High-pressure systems were further shaped by the aviation, automotive, and oil industries. Aircraft manufacturers such as Boeing developed seals for hydraulically boosted control systems in the 1940s, while automotive designers followed similar research for hydraulic suspension systems. Higher pressures in hydraulic systems in the oil industry also led to the development of advanced seals and packing to prevent leaks.
These advances in seal technology, plus the rise of plastics in the post-war years, led to the development of the first reliable high-pressure pump. The invention of Marlex by Robert Banks and John Paul Hogan of the Phillips Petroleum company required a catalyst to be injected into the polyethylene. McCartney Manufacturing Company in Baxter Springs, Kansas, began manufacturing these high-pressure pumps in 1960 for the polyethylene industry. Flow Industries in Kent, Washington set the groundwork for commercial viability of waterjets with John Olsen’s development of the high-pressure fluid intensifier in 1973, a design that was further refined in 1976. Flow Industries then combined the high-pressure pump research with their waterjet nozzle research and brought waterjet cutting into the manufacturing world.

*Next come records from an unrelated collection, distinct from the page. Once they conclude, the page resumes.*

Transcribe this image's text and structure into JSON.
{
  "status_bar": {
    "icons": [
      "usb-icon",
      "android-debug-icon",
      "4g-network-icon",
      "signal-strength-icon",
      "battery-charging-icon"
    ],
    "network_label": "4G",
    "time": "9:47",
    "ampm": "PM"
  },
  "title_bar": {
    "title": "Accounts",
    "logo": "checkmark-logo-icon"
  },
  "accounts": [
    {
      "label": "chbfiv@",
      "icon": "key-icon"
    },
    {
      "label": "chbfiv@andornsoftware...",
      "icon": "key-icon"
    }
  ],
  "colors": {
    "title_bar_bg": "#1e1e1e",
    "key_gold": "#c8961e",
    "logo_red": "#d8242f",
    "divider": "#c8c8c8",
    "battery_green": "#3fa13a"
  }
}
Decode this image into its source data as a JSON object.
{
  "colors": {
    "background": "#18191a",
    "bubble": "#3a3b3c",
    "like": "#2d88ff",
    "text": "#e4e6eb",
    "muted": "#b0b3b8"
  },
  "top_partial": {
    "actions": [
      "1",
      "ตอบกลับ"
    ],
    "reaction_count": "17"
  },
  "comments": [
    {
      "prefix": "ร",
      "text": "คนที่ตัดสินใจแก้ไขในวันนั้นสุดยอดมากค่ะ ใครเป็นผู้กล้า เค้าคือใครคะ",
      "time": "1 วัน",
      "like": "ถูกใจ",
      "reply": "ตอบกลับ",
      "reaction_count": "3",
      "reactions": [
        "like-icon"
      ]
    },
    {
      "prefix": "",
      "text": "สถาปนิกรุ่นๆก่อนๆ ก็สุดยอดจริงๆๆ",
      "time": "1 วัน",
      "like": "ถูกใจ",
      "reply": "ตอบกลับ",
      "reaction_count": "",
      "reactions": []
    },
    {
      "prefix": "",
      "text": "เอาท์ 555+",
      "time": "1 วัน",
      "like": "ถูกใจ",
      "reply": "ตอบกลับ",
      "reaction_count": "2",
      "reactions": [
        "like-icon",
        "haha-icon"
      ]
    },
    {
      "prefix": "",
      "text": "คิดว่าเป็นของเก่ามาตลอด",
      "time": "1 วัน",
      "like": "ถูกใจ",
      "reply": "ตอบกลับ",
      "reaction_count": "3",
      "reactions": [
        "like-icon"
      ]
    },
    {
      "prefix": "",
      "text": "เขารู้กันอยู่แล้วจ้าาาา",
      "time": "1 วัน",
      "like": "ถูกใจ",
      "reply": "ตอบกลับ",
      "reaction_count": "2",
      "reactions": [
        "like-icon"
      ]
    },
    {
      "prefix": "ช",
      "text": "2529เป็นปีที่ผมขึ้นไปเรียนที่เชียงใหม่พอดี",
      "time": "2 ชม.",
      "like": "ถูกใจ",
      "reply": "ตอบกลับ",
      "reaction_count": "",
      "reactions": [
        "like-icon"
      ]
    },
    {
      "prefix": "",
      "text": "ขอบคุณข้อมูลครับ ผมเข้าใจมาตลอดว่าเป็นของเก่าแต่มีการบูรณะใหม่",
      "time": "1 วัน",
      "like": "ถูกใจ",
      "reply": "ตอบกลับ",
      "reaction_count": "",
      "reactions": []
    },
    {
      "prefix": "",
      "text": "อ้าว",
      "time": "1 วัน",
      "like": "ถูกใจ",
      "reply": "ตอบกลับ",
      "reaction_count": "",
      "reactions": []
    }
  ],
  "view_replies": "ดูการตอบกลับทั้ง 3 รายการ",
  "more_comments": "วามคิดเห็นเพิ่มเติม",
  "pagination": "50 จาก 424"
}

While cutting with water is possible, the addition of an abrasive turned the waterjet into a modern machining tool. This began in 1935 when the idea of adding an abrasive to the water stream was developed by Elmo Smith for the field of liquid ablative blasting. Smith’s design was further refined by Leslie Tirrell of the Hydroblast Corporation in 1937, resulting in a nozzle design that created a cohesive mix of high-pressure water and abrasive. Smith and Tirrell’s nozzle design set the groundwork for an efficient abrasive waterjet cutting tool. Producing a commercially viable abrasive waterjet nozzle came next, and an engineering research team at Flow Industries built on their high-pressure pump research, as well as Tirrell’s original nozzle design from the 1930s and Schwacha’s research in high-pressure waterjet cutting from the 1950s, to develop the modern abrasive waterjet nozzle. The final step was creating a durable mixing tube that could withstand the power of the high-pressure abrasivejet, and it was Boride Products (now Kennametal) development of their ROCTEC line of ceramic tungsten carbide composite tubes that significantly increased the operational life of the abrasivejet nozzle.

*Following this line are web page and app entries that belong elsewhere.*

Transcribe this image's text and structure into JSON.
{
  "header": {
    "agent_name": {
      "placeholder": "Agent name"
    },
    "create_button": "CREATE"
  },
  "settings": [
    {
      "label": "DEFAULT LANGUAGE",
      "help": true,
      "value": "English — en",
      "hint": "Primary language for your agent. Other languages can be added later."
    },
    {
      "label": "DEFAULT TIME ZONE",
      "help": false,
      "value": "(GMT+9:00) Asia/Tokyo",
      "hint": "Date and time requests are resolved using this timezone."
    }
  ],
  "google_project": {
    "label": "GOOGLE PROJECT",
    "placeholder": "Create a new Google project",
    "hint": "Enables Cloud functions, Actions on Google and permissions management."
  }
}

As waterjet cutting moved into traditional manufacturing shops, controlling the cutter reliably and accurately was essential. Early waterjet cutting systems adapted traditional systems such as mechanical pantographs and CNC systems based on John Parsons’ 1952 NC milling machine and running G-code. Challenges inherent to waterjet technology revealed the inadequacies of traditional G-Code, as accuracy depends on varying the speed of the nozzle as it approaches corners and details. Creating motion control systems to incorporate those variables became a major innovation for leading waterjet manufacturers in the early 1990s. Upon establishing OMAX Corporatin, they developed and combined a new motion control technology with proprietary software to create an accurate, affordable abrasive waterjet machine that was unlike anything else on the market. Today, these two innovators remain highly engaged in product development and work closely with company engineers to continuously introduce new technology for an ever-evolving industry.